-- Opening Marker --

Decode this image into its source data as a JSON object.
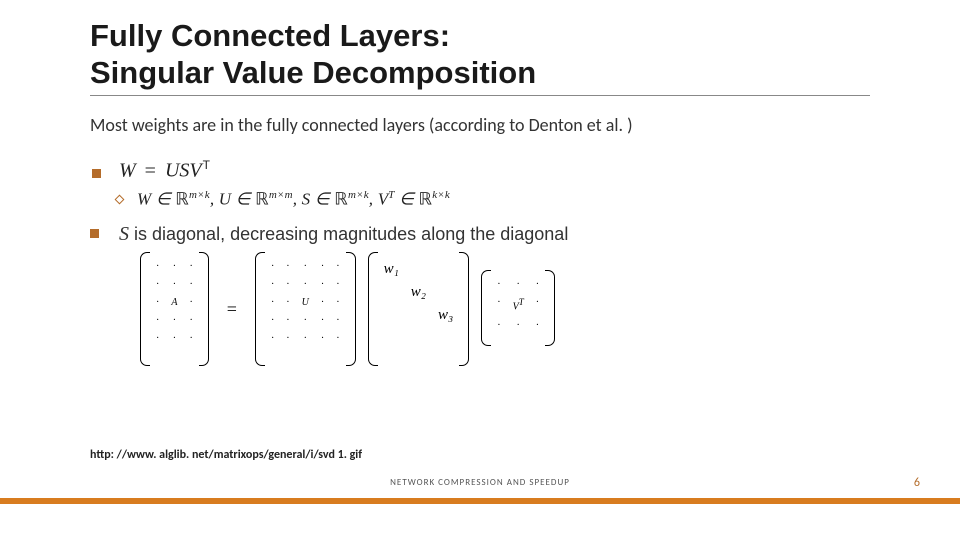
{
  "title_line1": "Fully Connected Layers:",
  "title_line2": "Singular Value Decomposition",
  "main_bullet": "Most weights are in the fully connected layers (according to Denton et al. )",
  "formula_main": {
    "lhs": "W",
    "eq": "=",
    "rhs": "USV",
    "superscript": "T"
  },
  "formula_dims": {
    "parts": [
      {
        "var": "W",
        "set": "ℝ",
        "exp": "m×k"
      },
      {
        "var": "U",
        "set": "ℝ",
        "exp": "m×m"
      },
      {
        "var": "S",
        "set": "ℝ",
        "exp": "m×k"
      },
      {
        "var": "V",
        "set": "ℝ",
        "exp": "k×k",
        "trans": "T"
      }
    ],
    "sep": ", ",
    "elem": " ∈ "
  },
  "diagonal_text": {
    "svar": "S",
    "rest": " is diagonal, decreasing magnitudes along the diagonal"
  },
  "svd_labels": {
    "A": "A",
    "eq": "=",
    "U": "U",
    "w1": "w₁",
    "w2": "w₂",
    "w3": "w₃",
    "VT": "V",
    "VT_sup": "T"
  },
  "source": "http: //www. alglib. net/matrixops/general/i/svd 1. gif",
  "footer": "NETWORK COMPRESSION AND SPEEDUP",
  "page": "6"
}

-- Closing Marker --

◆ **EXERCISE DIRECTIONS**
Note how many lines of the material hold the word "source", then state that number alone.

◆ **TASK ANSWER**
2